**RECORDS FOR THE EXERCISE**
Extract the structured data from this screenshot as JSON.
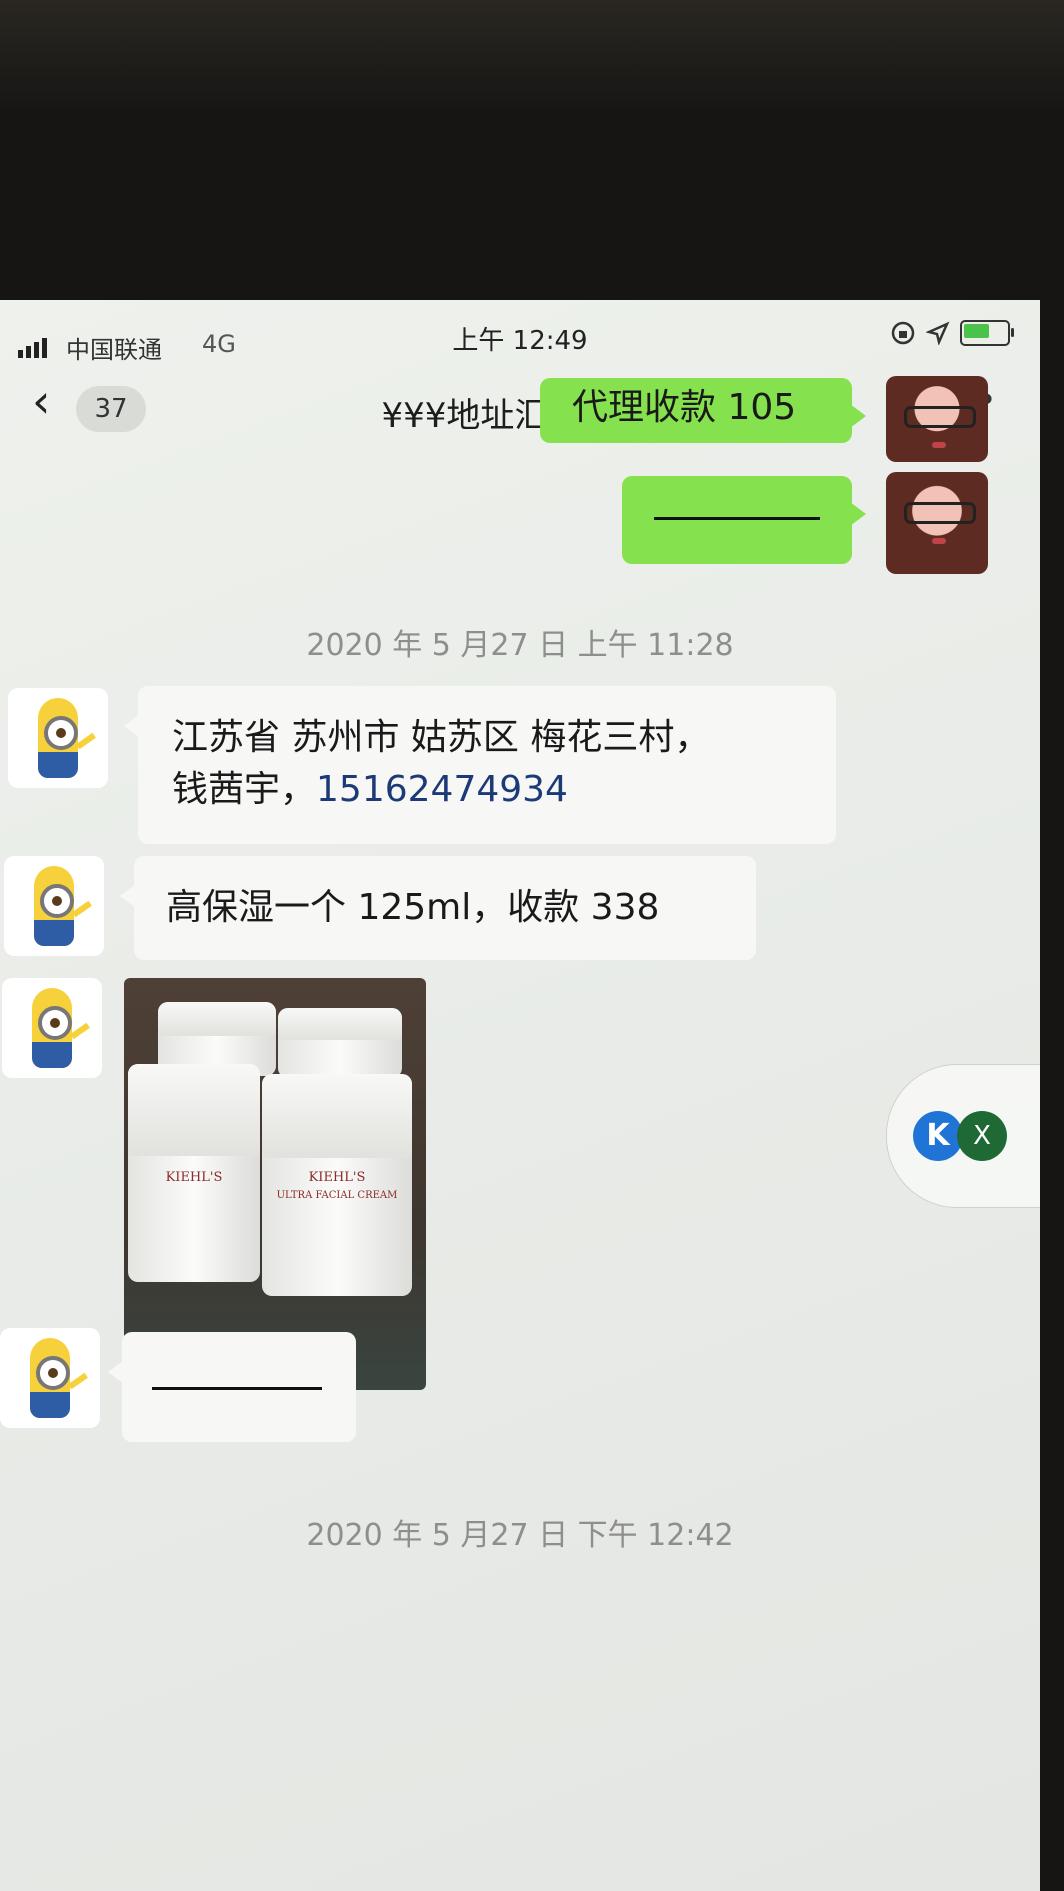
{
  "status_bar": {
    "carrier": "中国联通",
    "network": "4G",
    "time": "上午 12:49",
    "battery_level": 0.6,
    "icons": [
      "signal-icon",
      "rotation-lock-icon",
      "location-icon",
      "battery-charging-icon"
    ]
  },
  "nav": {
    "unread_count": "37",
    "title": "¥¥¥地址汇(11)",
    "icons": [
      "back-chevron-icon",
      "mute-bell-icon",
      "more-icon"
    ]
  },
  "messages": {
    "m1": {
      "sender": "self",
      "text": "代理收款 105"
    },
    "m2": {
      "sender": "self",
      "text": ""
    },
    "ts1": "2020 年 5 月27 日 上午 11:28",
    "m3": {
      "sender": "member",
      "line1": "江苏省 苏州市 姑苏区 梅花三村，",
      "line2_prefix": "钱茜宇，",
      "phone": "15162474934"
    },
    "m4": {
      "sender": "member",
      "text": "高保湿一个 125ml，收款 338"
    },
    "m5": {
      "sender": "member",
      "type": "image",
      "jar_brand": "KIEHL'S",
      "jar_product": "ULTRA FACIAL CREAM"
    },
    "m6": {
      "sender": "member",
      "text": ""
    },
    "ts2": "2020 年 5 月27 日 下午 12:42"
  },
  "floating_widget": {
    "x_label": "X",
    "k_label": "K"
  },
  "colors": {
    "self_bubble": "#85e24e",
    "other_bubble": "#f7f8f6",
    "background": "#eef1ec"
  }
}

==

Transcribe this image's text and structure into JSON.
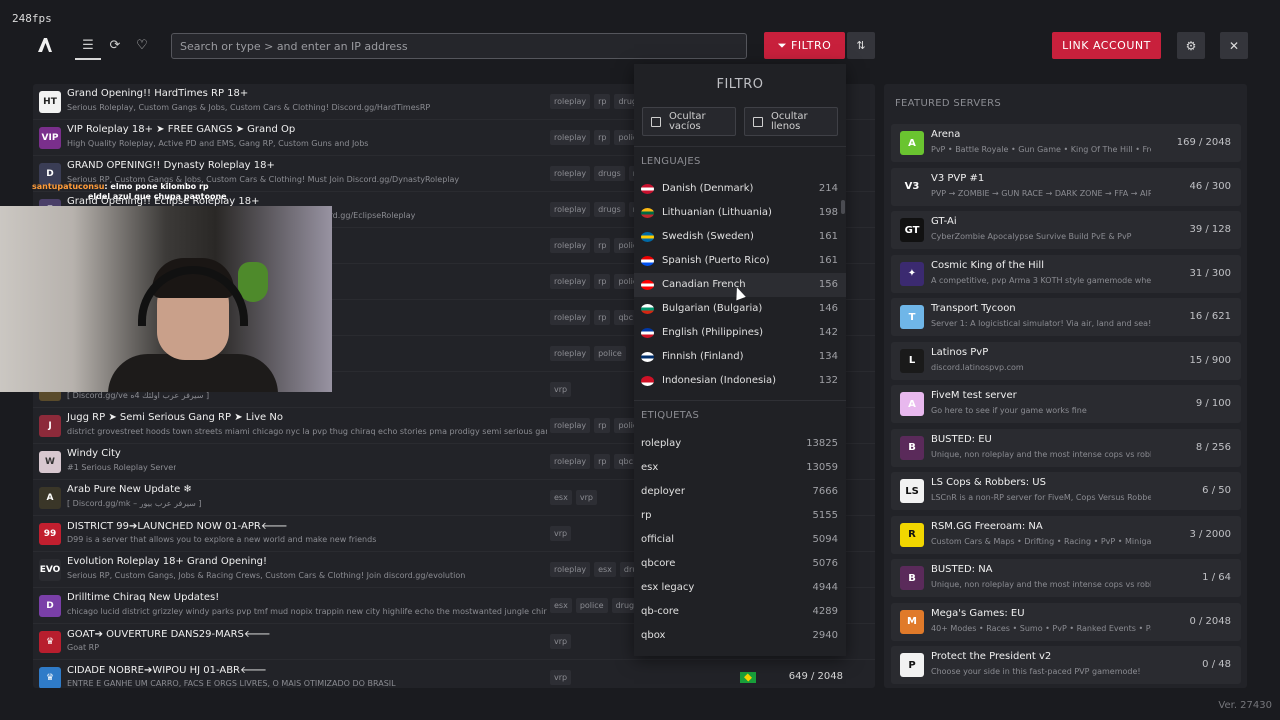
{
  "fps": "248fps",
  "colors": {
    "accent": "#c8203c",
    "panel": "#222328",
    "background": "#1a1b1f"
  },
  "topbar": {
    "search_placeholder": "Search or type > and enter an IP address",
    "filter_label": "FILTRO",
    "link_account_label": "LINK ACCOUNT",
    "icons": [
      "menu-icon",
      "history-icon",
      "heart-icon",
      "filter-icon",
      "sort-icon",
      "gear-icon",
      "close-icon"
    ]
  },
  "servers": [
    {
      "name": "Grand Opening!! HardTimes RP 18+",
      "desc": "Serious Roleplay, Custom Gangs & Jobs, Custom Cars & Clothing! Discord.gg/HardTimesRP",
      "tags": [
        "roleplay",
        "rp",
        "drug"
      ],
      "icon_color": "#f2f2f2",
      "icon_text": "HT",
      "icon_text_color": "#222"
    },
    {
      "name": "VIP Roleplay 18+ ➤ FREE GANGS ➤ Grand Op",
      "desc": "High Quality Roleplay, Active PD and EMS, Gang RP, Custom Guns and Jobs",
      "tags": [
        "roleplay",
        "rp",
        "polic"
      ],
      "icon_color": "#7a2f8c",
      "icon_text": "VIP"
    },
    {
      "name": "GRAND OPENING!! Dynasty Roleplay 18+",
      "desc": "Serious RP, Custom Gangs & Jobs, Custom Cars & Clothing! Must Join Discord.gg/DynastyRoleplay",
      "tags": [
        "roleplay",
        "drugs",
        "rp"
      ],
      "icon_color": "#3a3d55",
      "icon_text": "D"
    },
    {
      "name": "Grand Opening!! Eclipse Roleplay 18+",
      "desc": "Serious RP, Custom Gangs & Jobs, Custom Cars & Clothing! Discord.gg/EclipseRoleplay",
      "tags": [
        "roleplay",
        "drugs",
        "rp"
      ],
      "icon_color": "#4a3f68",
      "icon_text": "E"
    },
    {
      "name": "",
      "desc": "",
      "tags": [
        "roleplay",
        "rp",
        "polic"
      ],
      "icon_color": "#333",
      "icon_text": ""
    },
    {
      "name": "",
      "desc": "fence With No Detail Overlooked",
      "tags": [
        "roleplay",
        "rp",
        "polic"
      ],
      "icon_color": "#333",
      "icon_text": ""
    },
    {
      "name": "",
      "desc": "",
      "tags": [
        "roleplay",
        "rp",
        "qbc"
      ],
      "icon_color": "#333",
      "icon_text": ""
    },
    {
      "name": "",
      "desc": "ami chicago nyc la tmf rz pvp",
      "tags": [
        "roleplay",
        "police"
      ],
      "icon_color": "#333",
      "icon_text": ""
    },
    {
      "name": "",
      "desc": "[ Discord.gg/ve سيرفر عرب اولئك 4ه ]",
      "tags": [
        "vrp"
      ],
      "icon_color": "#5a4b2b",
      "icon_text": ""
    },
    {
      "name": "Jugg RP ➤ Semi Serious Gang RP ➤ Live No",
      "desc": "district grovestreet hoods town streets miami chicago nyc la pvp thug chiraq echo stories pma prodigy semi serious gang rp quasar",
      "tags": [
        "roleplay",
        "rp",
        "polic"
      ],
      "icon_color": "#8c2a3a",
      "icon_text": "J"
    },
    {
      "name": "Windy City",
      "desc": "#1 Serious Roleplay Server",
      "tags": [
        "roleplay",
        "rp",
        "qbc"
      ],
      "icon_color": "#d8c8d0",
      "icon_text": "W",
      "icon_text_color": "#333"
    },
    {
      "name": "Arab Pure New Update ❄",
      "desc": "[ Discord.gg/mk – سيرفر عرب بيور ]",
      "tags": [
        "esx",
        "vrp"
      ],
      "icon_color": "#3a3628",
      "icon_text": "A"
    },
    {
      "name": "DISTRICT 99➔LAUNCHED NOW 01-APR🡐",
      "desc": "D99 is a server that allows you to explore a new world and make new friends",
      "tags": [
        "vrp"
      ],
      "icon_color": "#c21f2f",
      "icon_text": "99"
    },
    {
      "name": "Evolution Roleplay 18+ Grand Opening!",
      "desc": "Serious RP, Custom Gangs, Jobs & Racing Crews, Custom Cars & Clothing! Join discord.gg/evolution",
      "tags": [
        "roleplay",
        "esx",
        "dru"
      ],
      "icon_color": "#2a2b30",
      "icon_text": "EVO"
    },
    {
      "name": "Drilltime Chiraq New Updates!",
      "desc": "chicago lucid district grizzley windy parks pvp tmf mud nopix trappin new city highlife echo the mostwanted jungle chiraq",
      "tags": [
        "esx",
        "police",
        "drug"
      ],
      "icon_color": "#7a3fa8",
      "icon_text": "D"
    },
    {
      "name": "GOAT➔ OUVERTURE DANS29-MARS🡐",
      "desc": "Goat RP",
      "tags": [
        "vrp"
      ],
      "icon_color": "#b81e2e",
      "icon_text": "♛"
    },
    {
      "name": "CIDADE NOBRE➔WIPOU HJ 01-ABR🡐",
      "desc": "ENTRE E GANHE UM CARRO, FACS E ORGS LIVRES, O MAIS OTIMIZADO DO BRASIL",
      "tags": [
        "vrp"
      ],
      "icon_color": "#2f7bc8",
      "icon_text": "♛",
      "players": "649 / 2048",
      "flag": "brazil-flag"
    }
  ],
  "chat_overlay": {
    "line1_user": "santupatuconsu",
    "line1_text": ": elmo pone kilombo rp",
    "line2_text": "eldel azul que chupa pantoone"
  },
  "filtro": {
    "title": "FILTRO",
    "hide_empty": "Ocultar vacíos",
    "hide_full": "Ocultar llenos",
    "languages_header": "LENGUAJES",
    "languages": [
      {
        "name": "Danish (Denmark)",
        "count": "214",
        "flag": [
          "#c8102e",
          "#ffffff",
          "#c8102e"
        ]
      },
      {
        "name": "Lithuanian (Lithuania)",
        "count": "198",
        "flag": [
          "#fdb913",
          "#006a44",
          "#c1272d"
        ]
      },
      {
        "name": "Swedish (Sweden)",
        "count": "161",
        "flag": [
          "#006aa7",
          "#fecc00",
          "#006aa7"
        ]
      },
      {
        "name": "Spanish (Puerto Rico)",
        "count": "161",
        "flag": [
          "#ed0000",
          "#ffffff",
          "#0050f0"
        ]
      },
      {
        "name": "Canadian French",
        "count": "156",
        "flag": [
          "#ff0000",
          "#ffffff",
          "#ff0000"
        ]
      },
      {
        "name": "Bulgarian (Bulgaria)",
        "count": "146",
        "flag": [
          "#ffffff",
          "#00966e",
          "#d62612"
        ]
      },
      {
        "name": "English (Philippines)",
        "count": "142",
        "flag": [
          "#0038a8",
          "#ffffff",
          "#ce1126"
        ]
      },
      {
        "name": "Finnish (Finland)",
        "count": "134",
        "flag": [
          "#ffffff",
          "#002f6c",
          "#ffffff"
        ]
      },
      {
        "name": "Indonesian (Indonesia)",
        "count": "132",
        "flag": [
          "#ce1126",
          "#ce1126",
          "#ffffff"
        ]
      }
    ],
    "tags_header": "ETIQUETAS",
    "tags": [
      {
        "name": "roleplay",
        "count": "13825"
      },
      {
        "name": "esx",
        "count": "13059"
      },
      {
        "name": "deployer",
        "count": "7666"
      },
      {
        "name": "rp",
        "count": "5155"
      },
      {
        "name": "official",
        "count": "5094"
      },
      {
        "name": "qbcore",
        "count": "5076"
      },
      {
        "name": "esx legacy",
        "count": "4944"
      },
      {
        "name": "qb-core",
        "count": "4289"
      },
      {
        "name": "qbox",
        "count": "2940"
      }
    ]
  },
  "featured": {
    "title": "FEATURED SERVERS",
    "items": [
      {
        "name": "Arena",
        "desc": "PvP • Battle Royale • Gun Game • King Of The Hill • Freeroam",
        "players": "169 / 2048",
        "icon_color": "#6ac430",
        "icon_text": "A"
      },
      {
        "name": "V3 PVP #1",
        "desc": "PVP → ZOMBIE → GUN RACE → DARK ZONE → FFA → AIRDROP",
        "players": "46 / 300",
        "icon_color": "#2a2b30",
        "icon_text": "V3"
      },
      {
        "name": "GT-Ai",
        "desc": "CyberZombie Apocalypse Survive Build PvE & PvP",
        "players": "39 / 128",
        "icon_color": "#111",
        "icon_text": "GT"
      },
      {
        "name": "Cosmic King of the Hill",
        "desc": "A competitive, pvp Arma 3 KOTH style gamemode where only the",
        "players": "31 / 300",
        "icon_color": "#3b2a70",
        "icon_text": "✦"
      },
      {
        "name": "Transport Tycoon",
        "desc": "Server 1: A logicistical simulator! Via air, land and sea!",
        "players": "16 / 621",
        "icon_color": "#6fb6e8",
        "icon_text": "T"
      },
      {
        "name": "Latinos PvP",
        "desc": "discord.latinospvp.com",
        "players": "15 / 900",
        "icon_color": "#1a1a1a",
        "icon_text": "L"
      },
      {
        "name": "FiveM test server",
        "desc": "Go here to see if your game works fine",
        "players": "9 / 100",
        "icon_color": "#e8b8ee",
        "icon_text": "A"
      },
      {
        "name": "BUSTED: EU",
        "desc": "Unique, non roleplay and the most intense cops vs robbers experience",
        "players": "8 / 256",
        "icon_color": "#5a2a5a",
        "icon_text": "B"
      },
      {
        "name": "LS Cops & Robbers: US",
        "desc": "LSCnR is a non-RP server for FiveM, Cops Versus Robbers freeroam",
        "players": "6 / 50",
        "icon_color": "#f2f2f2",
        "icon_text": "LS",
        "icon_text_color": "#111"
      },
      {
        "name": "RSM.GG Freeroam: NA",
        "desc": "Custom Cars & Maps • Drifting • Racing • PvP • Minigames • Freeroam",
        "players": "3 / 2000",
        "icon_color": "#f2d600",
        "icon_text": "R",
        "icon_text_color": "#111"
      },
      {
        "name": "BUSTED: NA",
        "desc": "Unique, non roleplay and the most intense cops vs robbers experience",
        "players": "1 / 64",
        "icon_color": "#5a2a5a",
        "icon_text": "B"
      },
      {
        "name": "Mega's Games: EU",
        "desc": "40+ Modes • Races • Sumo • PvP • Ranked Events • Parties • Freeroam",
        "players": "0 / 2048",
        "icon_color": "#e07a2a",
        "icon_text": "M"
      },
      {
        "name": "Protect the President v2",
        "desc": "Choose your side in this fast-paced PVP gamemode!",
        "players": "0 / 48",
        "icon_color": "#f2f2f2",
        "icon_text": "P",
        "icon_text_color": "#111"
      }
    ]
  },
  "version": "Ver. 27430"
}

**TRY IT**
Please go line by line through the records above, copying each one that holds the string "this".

**ANSWER FOR THE TASK**
Extract the structured data from this screenshot as JSON.
Transcribe this image's text and structure into JSON.
        "desc": "Choose your side in this fast-paced PVP gamemode!",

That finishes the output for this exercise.